Recent days have reportedly seen the NFL and NFL Players Association agree on a variety of issues pertaining to the 2020 season, including the elimination of all preseason games amid the COVID-19 pandemic. A holdup in negotiations over the economics of this season, however, could threaten the entirety of in-person training camp, which is set to begin for most teams on Monday. As reported by NFL Network’s Tom Pelissero, there’s a possibility the league could send players home and continue virtual learning until talks are resolved.

“What happens if there’s no deal by Sunday?” Peliserro said Thursday. “The CBA contains a no-strike/lockout/suit clause. But with no camp schedule agreed to, the NFL could potentially inform clubs that virtual work will continue indefinitely.”

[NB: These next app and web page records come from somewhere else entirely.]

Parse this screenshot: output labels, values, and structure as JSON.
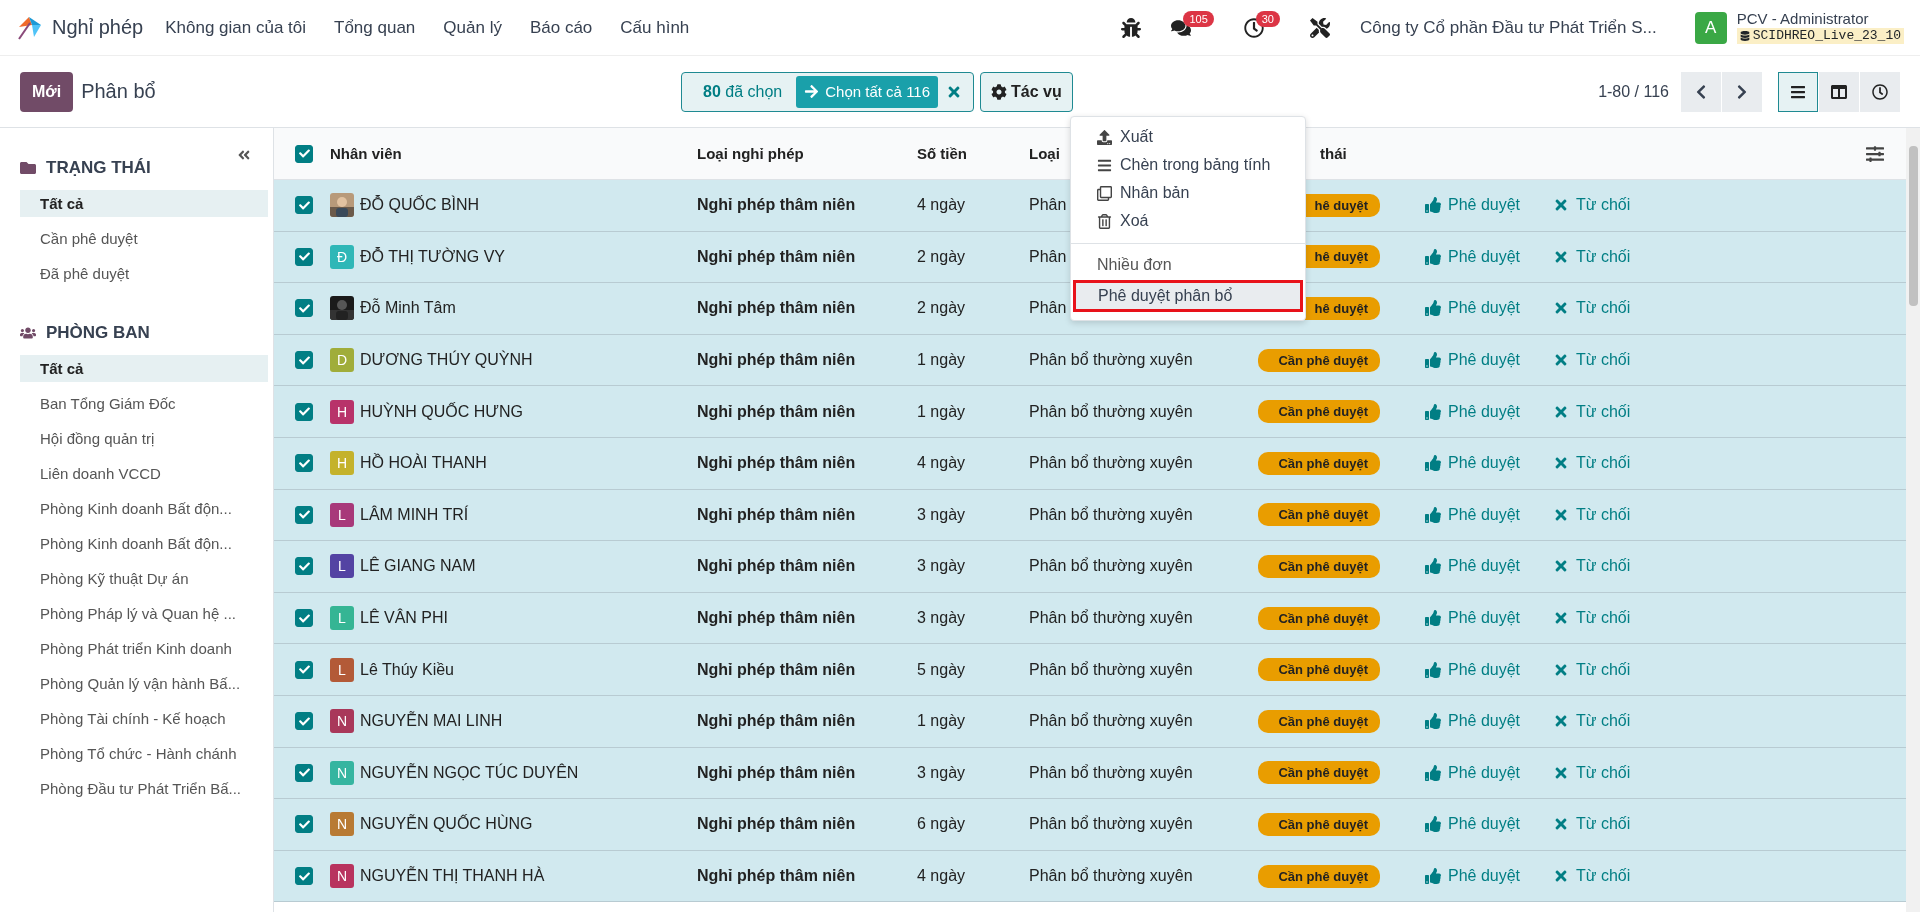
{
  "app": {
    "name": "Nghỉ phép"
  },
  "menu": [
    "Không gian của tôi",
    "Tổng quan",
    "Quản lý",
    "Báo cáo",
    "Cấu hình"
  ],
  "systray": {
    "messages_count": "105",
    "activities_count": "30",
    "company": "Công ty Cổ phần Đầu tư Phát Triển S...",
    "user_initial": "A",
    "user": "PCV - Administrator",
    "database": "SCIDHREO_Live_23_10"
  },
  "control": {
    "new_button": "Mới",
    "breadcrumb": "Phân bổ",
    "selected_count": "80",
    "selected_label": "đã chọn",
    "select_all": "Chọn tất cả 116",
    "actions": "Tác vụ",
    "pager": "1-80 / 116"
  },
  "views": [
    {
      "kind": "list",
      "selected": true
    },
    {
      "kind": "kanban",
      "selected": false
    },
    {
      "kind": "activity",
      "selected": false
    }
  ],
  "actions_menu": {
    "items": [
      {
        "kind": "export",
        "label": "Xuất",
        "highlighted": false
      },
      {
        "kind": "spreadsheet",
        "label": "Chèn trong bảng tính",
        "highlighted": false
      },
      {
        "kind": "duplicate",
        "label": "Nhân bản",
        "highlighted": false
      },
      {
        "kind": "delete",
        "label": "Xoá",
        "highlighted": false
      }
    ],
    "section": "Nhiều đơn",
    "section_items": [
      {
        "label": "Phê duyệt phân bổ",
        "highlighted": true
      }
    ]
  },
  "sidebar": {
    "groups": [
      {
        "kind": "folder",
        "title": "TRẠNG THÁI",
        "items": [
          {
            "label": "Tất cả",
            "selected": true
          },
          {
            "label": "Cần phê duyệt",
            "selected": false
          },
          {
            "label": "Đã phê duyệt",
            "selected": false
          }
        ]
      },
      {
        "kind": "users",
        "title": "PHÒNG BAN",
        "items": [
          {
            "label": "Tất cả",
            "selected": true
          },
          {
            "label": "Ban Tổng Giám Đốc",
            "selected": false
          },
          {
            "label": "Hội đồng quản trị",
            "selected": false
          },
          {
            "label": "Liên doanh VCCD",
            "selected": false
          },
          {
            "label": "Phòng Kinh doanh Bất độn...",
            "selected": false
          },
          {
            "label": "Phòng Kinh doanh Bất độn...",
            "selected": false
          },
          {
            "label": "Phòng Kỹ thuật Dự án",
            "selected": false
          },
          {
            "label": "Phòng Pháp lý và Quan hệ ...",
            "selected": false
          },
          {
            "label": "Phòng Phát triển Kinh doanh",
            "selected": false
          },
          {
            "label": "Phòng Quản lý vận hành Bấ...",
            "selected": false
          },
          {
            "label": "Phòng Tài chính - Kế hoạch",
            "selected": false
          },
          {
            "label": "Phòng Tổ chức - Hành chánh",
            "selected": false
          },
          {
            "label": "Phòng Đầu tư Phát Triển Bấ...",
            "selected": false
          }
        ]
      }
    ]
  },
  "table": {
    "header_checked": true,
    "columns": [
      "Nhân viên",
      "Loại nghỉ phép",
      "Số tiền",
      "Loại",
      "thái"
    ],
    "rows": [
      {
        "checked": true,
        "employee": "ĐỖ QUỐC BÌNH",
        "leave_type": "Nghỉ phép thâm niên",
        "amount": "4 ngày",
        "allocation_type": "Phân",
        "status": "hê duyệt",
        "approve": "Phê duyệt",
        "refuse": "Từ chối"
      },
      {
        "checked": true,
        "avatar": {
          "kind": "letter",
          "letter": "Đ",
          "color": "#2fb7b7"
        },
        "employee": "ĐỖ THỊ TƯỜNG VY",
        "leave_type": "Nghỉ phép thâm niên",
        "amount": "2 ngày",
        "allocation_type": "Phân",
        "status": "hê duyệt",
        "approve": "Phê duyệt",
        "refuse": "Từ chối"
      },
      {
        "checked": true,
        "employee": "Đỗ Minh Tâm",
        "leave_type": "Nghỉ phép thâm niên",
        "amount": "2 ngày",
        "allocation_type": "Phân",
        "status": "hê duyệt",
        "approve": "Phê duyệt",
        "refuse": "Từ chối"
      },
      {
        "checked": true,
        "avatar": {
          "kind": "letter",
          "letter": "D",
          "color": "#a0ad3a"
        },
        "employee": "DƯƠNG THÚY QUỲNH",
        "leave_type": "Nghỉ phép thâm niên",
        "amount": "1 ngày",
        "allocation_type": "Phân bổ thường xuyên",
        "status": "Cần phê duyệt",
        "approve": "Phê duyệt",
        "refuse": "Từ chối"
      },
      {
        "checked": true,
        "avatar": {
          "kind": "letter",
          "letter": "H",
          "color": "#b8336a"
        },
        "employee": "HUỲNH QUỐC HƯNG",
        "leave_type": "Nghỉ phép thâm niên",
        "amount": "1 ngày",
        "allocation_type": "Phân bổ thường xuyên",
        "status": "Cần phê duyệt",
        "approve": "Phê duyệt",
        "refuse": "Từ chối"
      },
      {
        "checked": true,
        "avatar": {
          "kind": "letter",
          "letter": "H",
          "color": "#c4b22b"
        },
        "employee": "HỒ HOÀI THANH",
        "leave_type": "Nghỉ phép thâm niên",
        "amount": "4 ngày",
        "allocation_type": "Phân bổ thường xuyên",
        "status": "Cần phê duyệt",
        "approve": "Phê duyệt",
        "refuse": "Từ chối"
      },
      {
        "checked": true,
        "avatar": {
          "kind": "letter",
          "letter": "L",
          "color": "#a8397a"
        },
        "employee": "LÂM MINH TRÍ",
        "leave_type": "Nghỉ phép thâm niên",
        "amount": "3 ngày",
        "allocation_type": "Phân bổ thường xuyên",
        "status": "Cần phê duyệt",
        "approve": "Phê duyệt",
        "refuse": "Từ chối"
      },
      {
        "checked": true,
        "avatar": {
          "kind": "letter",
          "letter": "L",
          "color": "#5343a3"
        },
        "employee": "LÊ GIANG NAM",
        "leave_type": "Nghỉ phép thâm niên",
        "amount": "3 ngày",
        "allocation_type": "Phân bổ thường xuyên",
        "status": "Cần phê duyệt",
        "approve": "Phê duyệt",
        "refuse": "Từ chối"
      },
      {
        "checked": true,
        "avatar": {
          "kind": "letter",
          "letter": "L",
          "color": "#35b594"
        },
        "employee": "LÊ VÂN PHI",
        "leave_type": "Nghỉ phép thâm niên",
        "amount": "3 ngày",
        "allocation_type": "Phân bổ thường xuyên",
        "status": "Cần phê duyệt",
        "approve": "Phê duyệt",
        "refuse": "Từ chối"
      },
      {
        "checked": true,
        "avatar": {
          "kind": "letter",
          "letter": "L",
          "color": "#b35a37"
        },
        "employee": "Lê Thúy Kiều",
        "leave_type": "Nghỉ phép thâm niên",
        "amount": "5 ngày",
        "allocation_type": "Phân bổ thường xuyên",
        "status": "Cần phê duyệt",
        "approve": "Phê duyệt",
        "refuse": "Từ chối"
      },
      {
        "checked": true,
        "avatar": {
          "kind": "letter",
          "letter": "N",
          "color": "#a9385a"
        },
        "employee": "NGUYỄN MAI LINH",
        "leave_type": "Nghỉ phép thâm niên",
        "amount": "1 ngày",
        "allocation_type": "Phân bổ thường xuyên",
        "status": "Cần phê duyệt",
        "approve": "Phê duyệt",
        "refuse": "Từ chối"
      },
      {
        "checked": true,
        "avatar": {
          "kind": "letter",
          "letter": "N",
          "color": "#35b5a0"
        },
        "employee": "NGUYỄN NGỌC TÚC DUYÊN",
        "leave_type": "Nghỉ phép thâm niên",
        "amount": "3 ngày",
        "allocation_type": "Phân bổ thường xuyên",
        "status": "Cần phê duyệt",
        "approve": "Phê duyệt",
        "refuse": "Từ chối"
      },
      {
        "checked": true,
        "avatar": {
          "kind": "letter",
          "letter": "N",
          "color": "#b87a33"
        },
        "employee": "NGUYỄN QUỐC HÙNG",
        "leave_type": "Nghỉ phép thâm niên",
        "amount": "6 ngày",
        "allocation_type": "Phân bổ thường xuyên",
        "status": "Cần phê duyệt",
        "approve": "Phê duyệt",
        "refuse": "Từ chối"
      },
      {
        "checked": true,
        "avatar": {
          "kind": "letter",
          "letter": "N",
          "color": "#b8335e"
        },
        "employee": "NGUYỄN THỊ THANH HÀ",
        "leave_type": "Nghỉ phép thâm niên",
        "amount": "4 ngày",
        "allocation_type": "Phân bổ thường xuyên",
        "status": "Cần phê duyệt",
        "approve": "Phê duyệt",
        "refuse": "Từ chối"
      }
    ]
  }
}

The Washington Post‘s Mark Maske indicates the league could go a step further, reporting that the NFL is considering a “total shutdown” of camp, presumably including virtual learning. NFLPA executive George Atallah has already slammed this idea, saying the NFL “set (camp) reporting dates” before COVID-19 protocols were finalized but has now “leaked a threat to shut down.” It’s unclear if a total shutdown would qualify as a lockout and thus have CBA-defying implications.

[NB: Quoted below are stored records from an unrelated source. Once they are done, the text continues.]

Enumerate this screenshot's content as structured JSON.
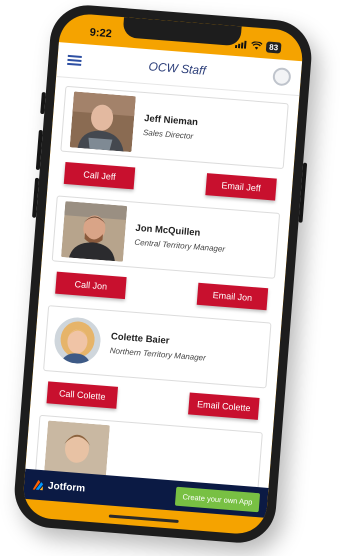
{
  "status_bar": {
    "time": "9:22",
    "battery": "83"
  },
  "header": {
    "title": "OCW Staff",
    "menu_icon": "hamburger-menu-icon",
    "profile_icon": "profile-avatar-icon"
  },
  "staff": [
    {
      "name": "Jeff Nieman",
      "role": "Sales Director",
      "call_label": "Call Jeff",
      "email_label": "Email Jeff"
    },
    {
      "name": "Jon McQuillen",
      "role": "Central Territory Manager",
      "call_label": "Call Jon",
      "email_label": "Email Jon"
    },
    {
      "name": "Colette Baier",
      "role": "Northern Territory Manager",
      "call_label": "Call Colette",
      "email_label": "Email Colette"
    }
  ],
  "footer": {
    "brand": "Jotform",
    "cta": "Create your own App"
  },
  "colors": {
    "accent": "#c8102e",
    "frame_orange": "#f5a300",
    "footer_navy": "#0b1a44",
    "cta_green": "#78c043"
  }
}
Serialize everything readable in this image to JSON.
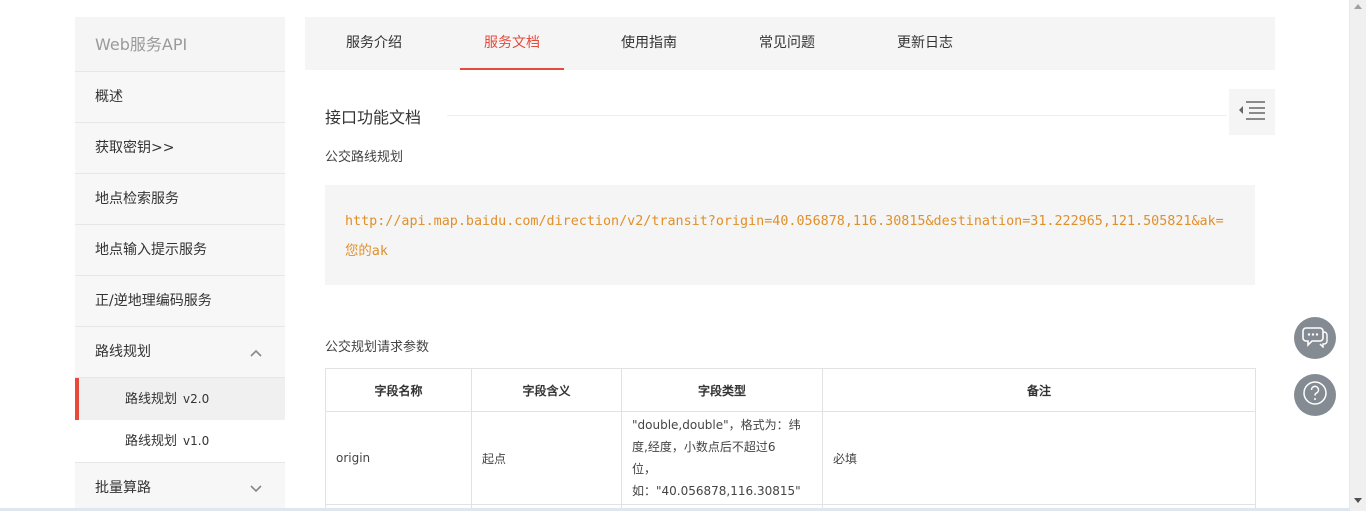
{
  "sidebar": {
    "title": "Web服务API",
    "items": [
      {
        "label": "概述"
      },
      {
        "label": "获取密钥>>"
      },
      {
        "label": "地点检索服务"
      },
      {
        "label": "地点输入提示服务"
      },
      {
        "label": "正/逆地理编码服务"
      },
      {
        "label": "路线规划",
        "icon": "chevron-up-icon"
      }
    ],
    "sub_items": [
      {
        "label": "路线规划",
        "version": "v2.0",
        "active": true
      },
      {
        "label": "路线规划",
        "version": "v1.0",
        "active": false
      }
    ],
    "tail_item": {
      "label": "批量算路",
      "icon": "chevron-down-icon"
    }
  },
  "tabs": [
    {
      "label": "服务介绍",
      "active": false
    },
    {
      "label": "服务文档",
      "active": true
    },
    {
      "label": "使用指南",
      "active": false
    },
    {
      "label": "常见问题",
      "active": false
    },
    {
      "label": "更新日志",
      "active": false
    }
  ],
  "main": {
    "doc_title": "接口功能文档",
    "sub_heading": "公交路线规划",
    "code_url": "http://api.map.baidu.com/direction/v2/transit?origin=40.056878,116.30815&destination=31.222965,121.505821&ak=您的ak",
    "param_heading": "公交规划请求参数",
    "table": {
      "headers": [
        "字段名称",
        "字段含义",
        "字段类型",
        "备注"
      ],
      "rows": [
        {
          "name": "origin",
          "meaning": "起点",
          "type_lines": [
            "\"double,double\"，格式为：纬",
            "度,经度，小数点后不超过6",
            "位，",
            "如：\"40.056878,116.30815\""
          ],
          "note": "必填"
        }
      ]
    }
  },
  "floating": {
    "chat_icon": "chat-bubble-icon",
    "help_icon": "question-mark-icon",
    "toc_icon": "toc-list-icon"
  },
  "colors": {
    "accent": "#e64a3b",
    "code": "#e0902a",
    "float_btn": "#858b93"
  }
}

The NFL, of course, had already eliminated all in-person practices and workouts prior to this summer as a result of regional and national COVID-19 restrictions. Training camp was scheduled to be the first opportunity for all 32 teams to finally practice in person, albeit amid COVID-19 testing protocols just finalized by the NFL and NFLPA. In fact, many players have already begun reporting to team facilities for their first COVID-19 tests.

The holdup on the economic talks centers on how the NFL will navigate projected financial losses during the pandemic, which has already dictated that plenty of teams would play in front of a limited crowd, if any, this season.

“Negotiations are fluid, but NFL owners continue to push for an agreement to lower the salary cap in 2020 and 2021 — proposals the NFLPA and GMs believe could lead to a rash of veteran cuts and restructures before this season,” Pelissero reported. “The NFLPA wants to spread the financial hit through 2030, rather than taking it now … Rosters are largely set. Many teams would be scrambling to free up money somewhere.”